The Catcher in the Rye

by: J. D. Salinger


Two main antagonists stand between Holden and his goal of connection: society, and Holden himself. Holden feels antagonized by much of society, which to him is filled with inauthentic people following arbitrary rules. Nearly every adult Holden meets either disappoints him or thwarts him in his attempts to make connections. To the adults, Holden is just a teenager, and they treat him accordingly. But Holden thinks he’s as smart or smarter than the adults, and doesn’t understand why they don’t treat him as a peer. For example, Holden tries to convince his classmate’s mother to have a drink with him, but she refuses, since Holden is too young to be drinking. Throughout the book, Holden tries to insinuate himself into adult society by going to bars, trying to pick up women, staying in a hotel, and taking taxis. However, he feels constantly antagonized by what he sees as the phoniness of the adults he encounters during these activities, as well as their refusal to accept him as one of their own.

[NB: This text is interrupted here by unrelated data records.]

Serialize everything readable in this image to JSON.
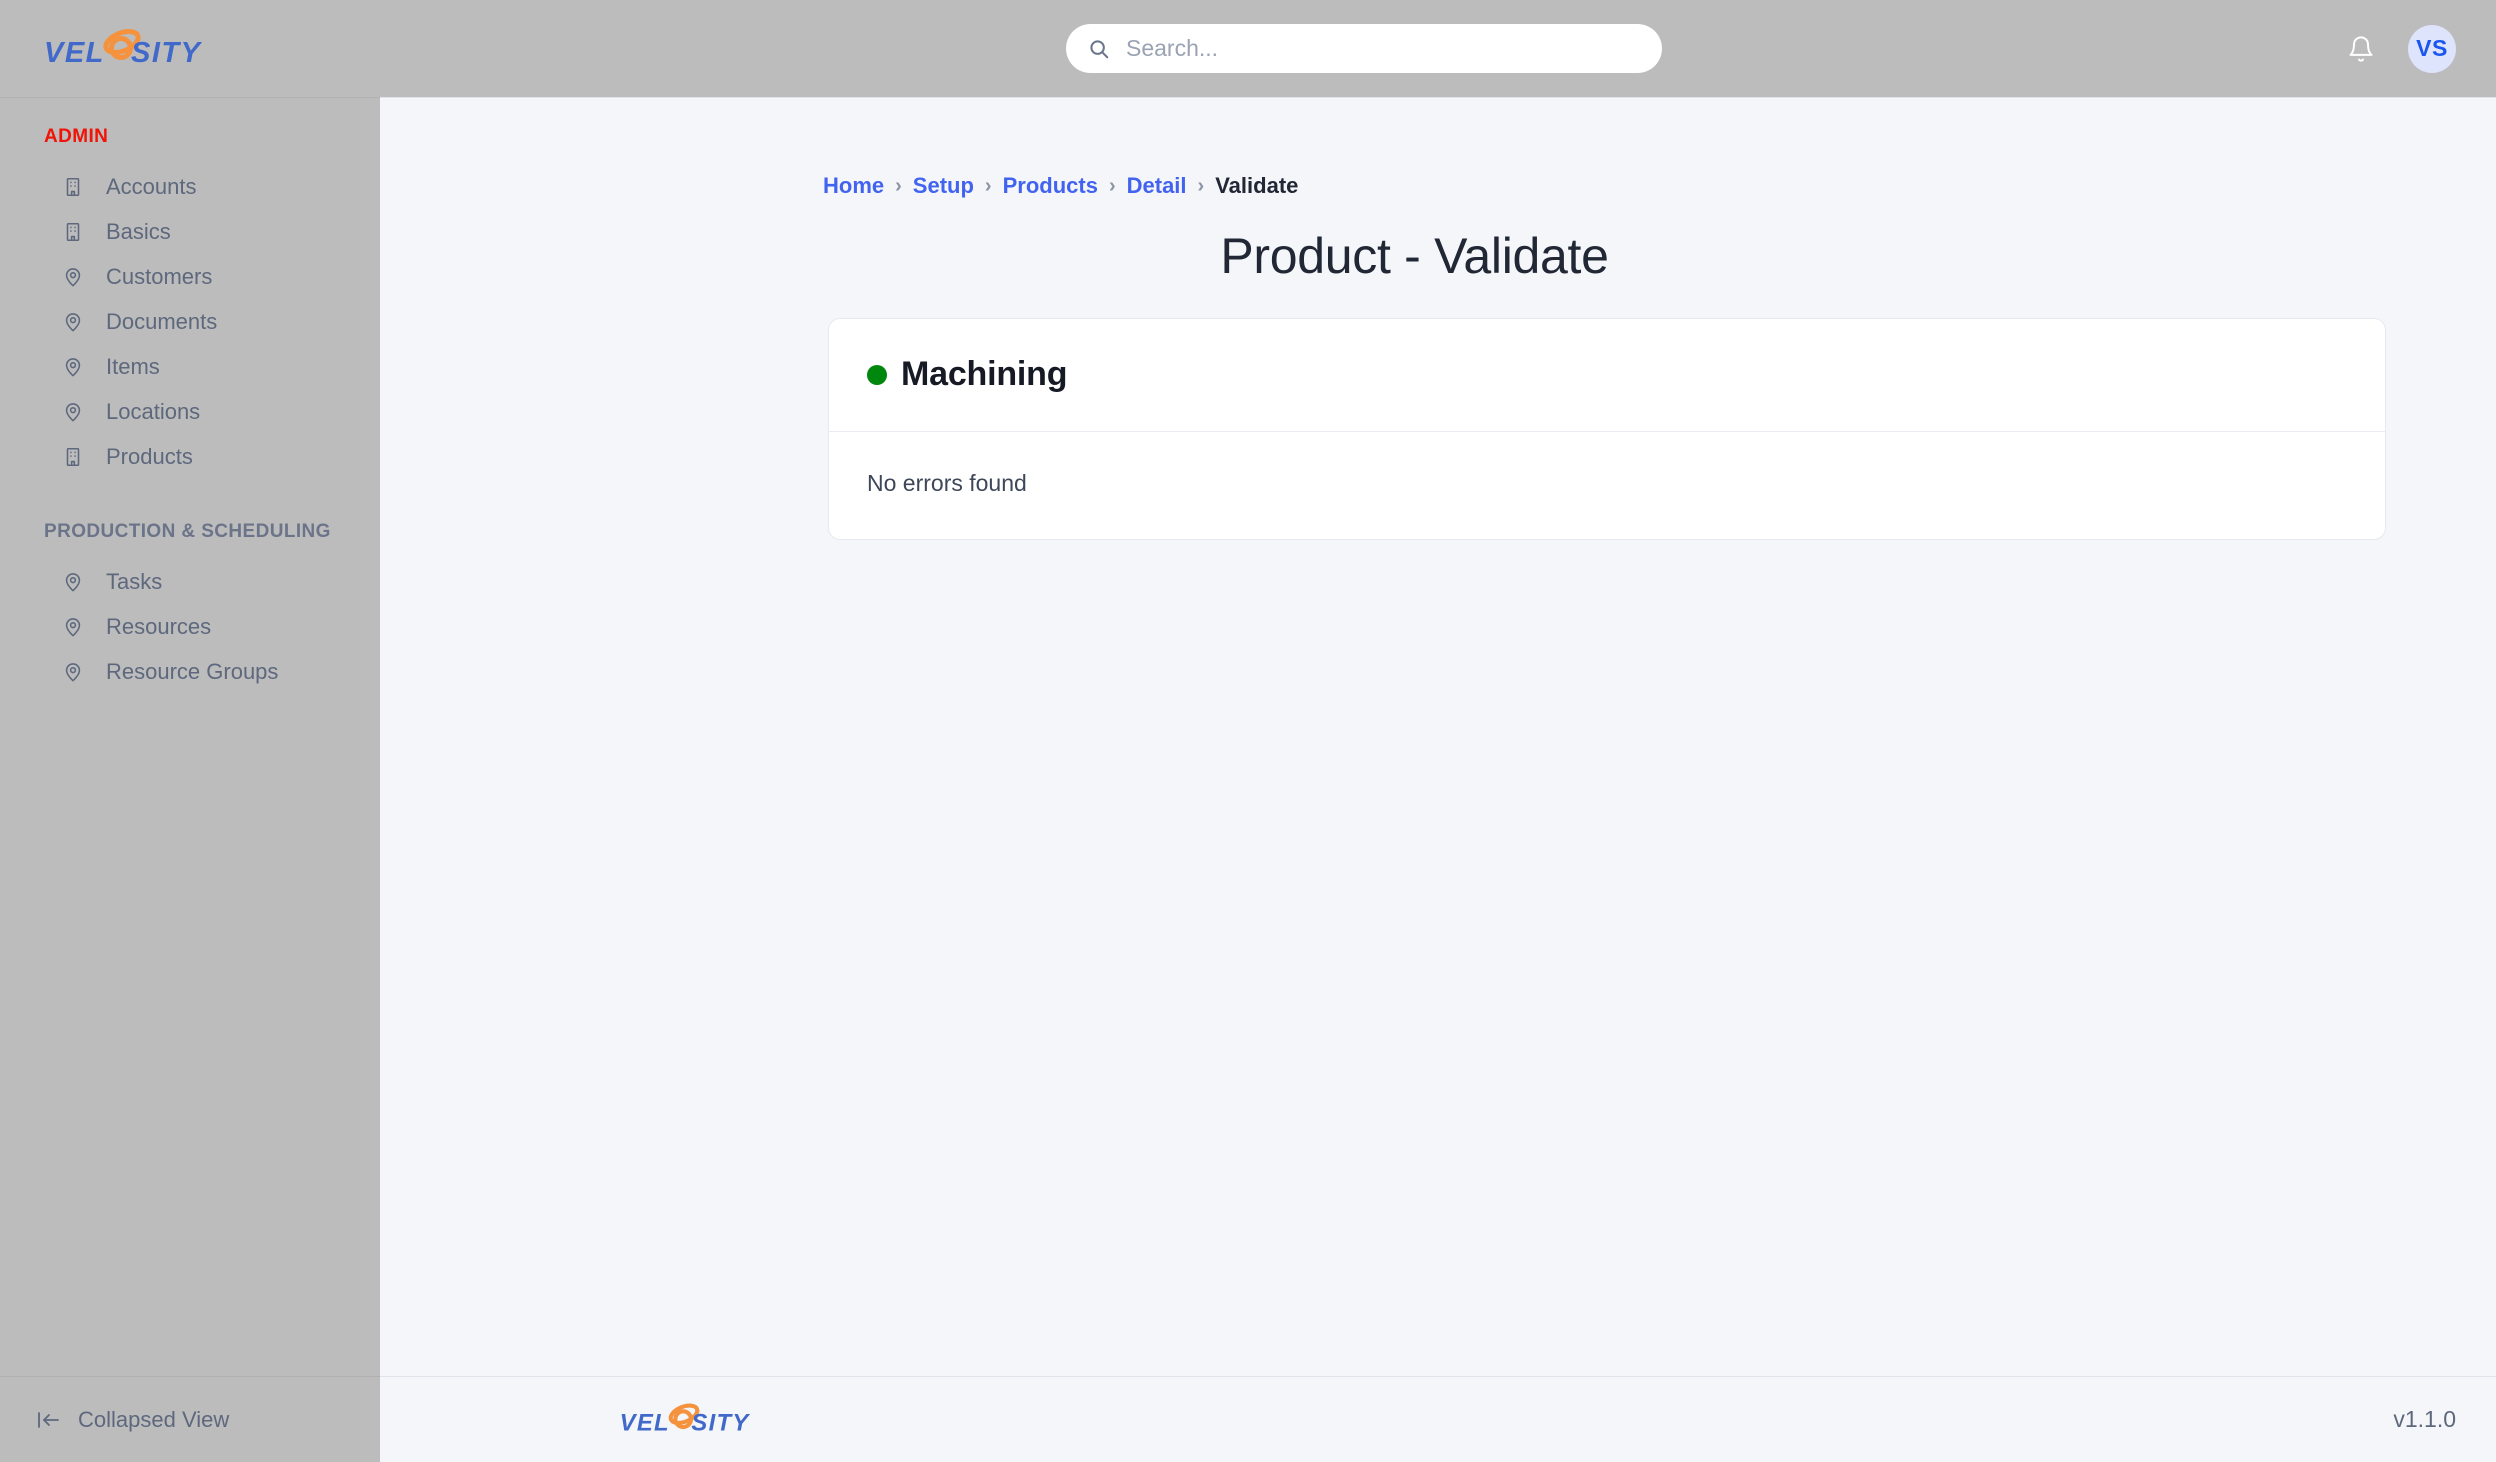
{
  "brand": {
    "logo_text_left": "VEL",
    "logo_text_right": "SITY",
    "logo_name": "velosity-logo",
    "blue": "#4169c9",
    "orange": "#f5923e"
  },
  "topbar": {
    "search": {
      "placeholder": "Search...",
      "value": "",
      "icon": "search-icon"
    },
    "notifications": {
      "icon": "bell-icon",
      "label": ""
    },
    "avatar": {
      "initials": "VS",
      "bg": "#dde4fb",
      "fg": "#1a56f0"
    }
  },
  "sidebar": {
    "sections": [
      {
        "title": "ADMIN",
        "title_color": "#f01408",
        "items": [
          {
            "label": "Accounts",
            "icon": "building-icon"
          },
          {
            "label": "Basics",
            "icon": "building-icon"
          },
          {
            "label": "Customers",
            "icon": "map-pin-icon"
          },
          {
            "label": "Documents",
            "icon": "map-pin-icon"
          },
          {
            "label": "Items",
            "icon": "map-pin-icon"
          },
          {
            "label": "Locations",
            "icon": "map-pin-icon"
          },
          {
            "label": "Products",
            "icon": "building-icon"
          }
        ]
      },
      {
        "title": "PRODUCTION & SCHEDULING",
        "title_color": "#6b7489",
        "items": [
          {
            "label": "Tasks",
            "icon": "map-pin-icon"
          },
          {
            "label": "Resources",
            "icon": "map-pin-icon"
          },
          {
            "label": "Resource Groups",
            "icon": "map-pin-icon"
          }
        ]
      }
    ],
    "footer": {
      "label": "Collapsed View",
      "icon": "collapse-left-icon"
    }
  },
  "breadcrumb": {
    "items": [
      {
        "label": "Home",
        "current": false
      },
      {
        "label": "Setup",
        "current": false
      },
      {
        "label": "Products",
        "current": false
      },
      {
        "label": "Detail",
        "current": false
      },
      {
        "label": "Validate",
        "current": true
      }
    ],
    "separator": "›"
  },
  "page": {
    "title": "Product - Validate"
  },
  "card": {
    "status_color": "#00870d",
    "title": "Machining",
    "body_text": "No errors found"
  },
  "footer": {
    "version": "v1.1.0"
  }
}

Significantly, even though Holden understands most other people as antagonists, no one actually “has it out” for him. In fact, it could be argued that by holding everyone at a suspicious distance, Holden acts as his own greatest antagonist. That Holden is antagonizing himself becomes apparent in the way Holden still relies on his peers despite his criticisms of them. For example, after his tiff with Stradlater, Holden goes to Ackley for solace. But in the brief scene that follows, it is Holden, not Ackley, who stirs up trouble and huffs off. This scene indicates that Ackley could be a good friend if Holden didn’t alienate so many people with his constant hostility. Most of the adults Holden meets act kindly towards him, at least initially. Holden repeatedly either refuses or misinterprets their kindness, unwilling or unable to accept help. It would seem, then, that one of the major lessons Holden needs to learn is how to stop being his own antagonist. This is the lesson that both Mr. Spencer and Mr. Antolini attempt to give him, each in their own way. Carl Luce also offers this lesson when he suggests that Holden seek out psychiatric help. Even young Phoebe points out that Holden gets in his own way by refusing to like anything. In the end, then, Holden may turn out to have just one antagonist, not many.